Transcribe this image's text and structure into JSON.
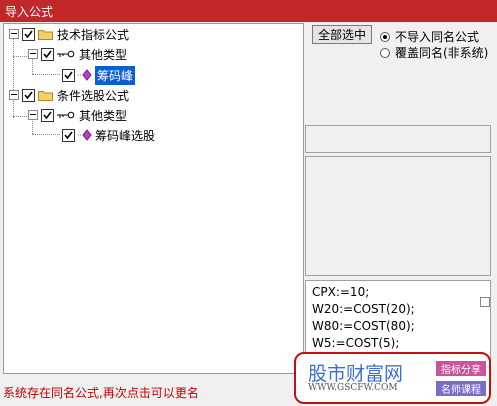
{
  "window": {
    "title": "导入公式"
  },
  "tree": {
    "root1": {
      "label": "技术指标公式"
    },
    "root1_child": {
      "label": "其他类型"
    },
    "root1_leaf": {
      "label": "筹码峰"
    },
    "root2": {
      "label": "条件选股公式"
    },
    "root2_child": {
      "label": "其他类型"
    },
    "root2_leaf": {
      "label": "筹码峰选股"
    }
  },
  "controls": {
    "select_all": "全部选中",
    "radio_skip": "不导入同名公式",
    "radio_overwrite": "覆盖同名(非系统)",
    "selected_radio": "radio_skip"
  },
  "code_lines": [
    "CPX:=10;",
    "W20:=COST(20);",
    "W80:=COST(80);",
    "W5:=COST(5);"
  ],
  "status": "系统存在同名公式,再次点击可以更名",
  "watermark": {
    "cn": "股市财富网",
    "en": "WWW.GSCFW.COM",
    "tag1": "指标分享",
    "tag2": "名师课程"
  },
  "colors": {
    "titlebar": "#c0282a",
    "selection": "#0a5fd6",
    "status": "#c00000"
  }
}
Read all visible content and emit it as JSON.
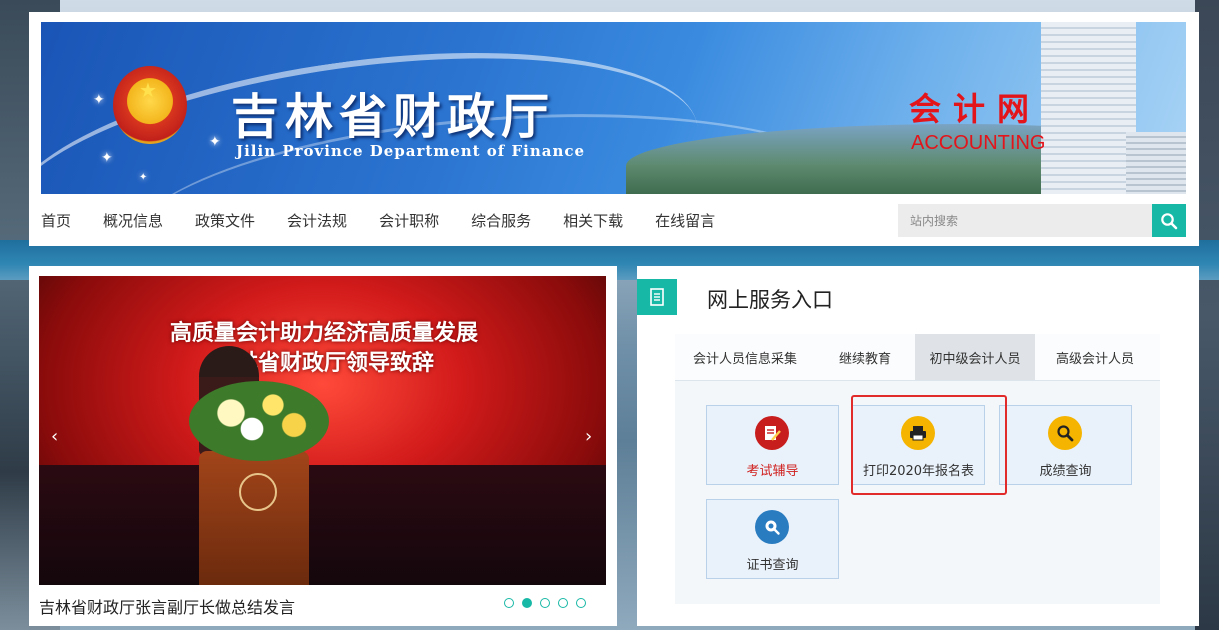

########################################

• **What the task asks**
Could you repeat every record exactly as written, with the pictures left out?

• **Result of the task**
Transcribe this image's text and structure into JSON.
{
  "window": {
    "title": "导入公式"
  },
  "tree": {
    "root1": {
      "label": "技术指标公式"
    },
    "root1_child": {
      "label": "其他类型"
    },
    "root1_leaf": {
      "label": "筹码峰"
    },
    "root2": {
      "label": "条件选股公式"
    },
    "root2_child": {
      "label": "其他类型"
    },
    "root2_leaf": {
      "label": "筹码峰选股"
    }
  },
  "controls": {
    "select_all": "全部选中",
    "radio_skip": "不导入同名公式",
    "radio_overwrite": "覆盖同名(非系统)",
    "selected_radio": "radio_skip"
  },
  "code_lines": [
    "CPX:=10;",
    "W20:=COST(20);",
    "W80:=COST(80);",
    "W5:=COST(5);"
  ],
  "status": "系统存在同名公式,再次点击可以更名",
  "watermark": {
    "cn": "股市财富网",
    "en": "WWW.GSCFW.COM",
    "tag1": "指标分享",
    "tag2": "名师课程"
  },
  "colors": {
    "titlebar": "#c0282a",
    "selection": "#0a5fd6",
    "status": "#c00000"
  }
}
Read all visible content and emit it as JSON.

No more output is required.